Did the officers conduct an unreasonable search and seizure in violation of the Fourth Amendment?

Decision: 9 votes for United States, 0 vote(s) against
Legal provision: Amendment 4: Fourth Amendment

No. The unanimous Court held that as long as officers have a reasonable cause to believe that a traffic violation occurred, they may stop any vehicle. In the present case, the officers had reasonable cause to stop the petitioners for a traffic violation since they sped away from a stop sign at an 'unreasonable speed' and without using their turn signal. Thus, since an actual traffic violation occurred, the ensuing search and seizure of the offending vehicle was reasonable, regardless of what other personal motivations the officers might have had for stopping the vehicle. Furthermore, the Court rejected the claim that the anxiety, confusion, and haste which the petitioners experienced from the stop-and-search outweighed the government's interest in traffic safety. While the Fourth Amendment does require a balancing test between a search-and-seizure's benefits and the harm it might cause to the individual, such a test only applies to unusually harmful searches and seizures. There was nothing unusually harmful about this traffic stop.
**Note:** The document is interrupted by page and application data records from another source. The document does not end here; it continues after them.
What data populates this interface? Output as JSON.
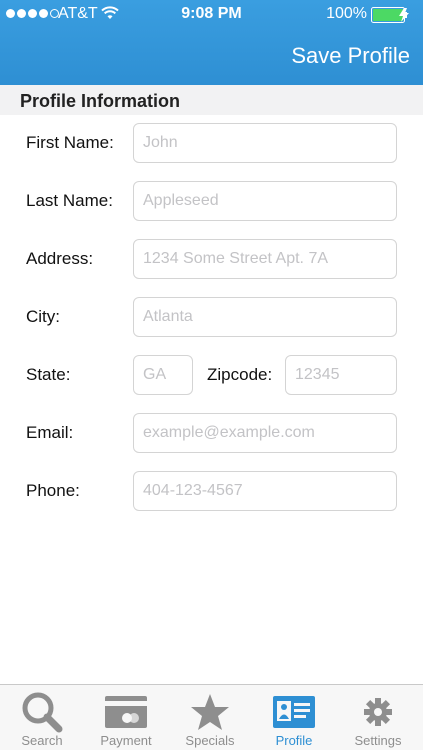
{
  "status_bar": {
    "carrier": "AT&T",
    "time": "9:08 PM",
    "battery_percent": "100%"
  },
  "header": {
    "save_label": "Save Profile"
  },
  "section": {
    "title": "Profile Information"
  },
  "form": {
    "first_name": {
      "label": "First Name:",
      "value": "",
      "placeholder": "John"
    },
    "last_name": {
      "label": "Last Name:",
      "value": "",
      "placeholder": "Appleseed"
    },
    "address": {
      "label": "Address:",
      "value": "",
      "placeholder": "1234 Some Street Apt. 7A"
    },
    "city": {
      "label": "City:",
      "value": "",
      "placeholder": "Atlanta"
    },
    "state": {
      "label": "State:",
      "value": "",
      "placeholder": "GA"
    },
    "zipcode": {
      "label": "Zipcode:",
      "value": "",
      "placeholder": "12345"
    },
    "email": {
      "label": "Email:",
      "value": "",
      "placeholder": "example@example.com"
    },
    "phone": {
      "label": "Phone:",
      "value": "",
      "placeholder": "404-123-4567"
    }
  },
  "tab_bar": {
    "items": [
      {
        "label": "Search",
        "icon": "search-icon",
        "active": false
      },
      {
        "label": "Payment",
        "icon": "payment-icon",
        "active": false
      },
      {
        "label": "Specials",
        "icon": "star-icon",
        "active": false
      },
      {
        "label": "Profile",
        "icon": "profile-card-icon",
        "active": true
      },
      {
        "label": "Settings",
        "icon": "gear-icon",
        "active": false
      }
    ]
  },
  "colors": {
    "header_blue": "#2e8fd3",
    "active_tab": "#2e8fd3",
    "inactive_tab": "#8e8e8e",
    "battery_green": "#4cd964"
  }
}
Cite this Page
WHREN v. UNITED STATES. The Oyez Project at IIT Chicago-Kent College of Law. 25 August 2015. <http://www.oyez.org/cases/1990-1999/1995/1995_95_5841>.
WHREN v. UNITED STATES, The Oyez Project at IIT Chicago-Kent College of Law, http://www.oyez.org/cases/1990-1999/1995/1995_95_5841 (last visited August 25, 2015).
"WHREN v. UNITED STATES," The Oyez Project at IIT Chicago-Kent College of Law, accessed August 25, 2015, http://www.oyez.org/cases/1990-1999/1995/1995_95_5841.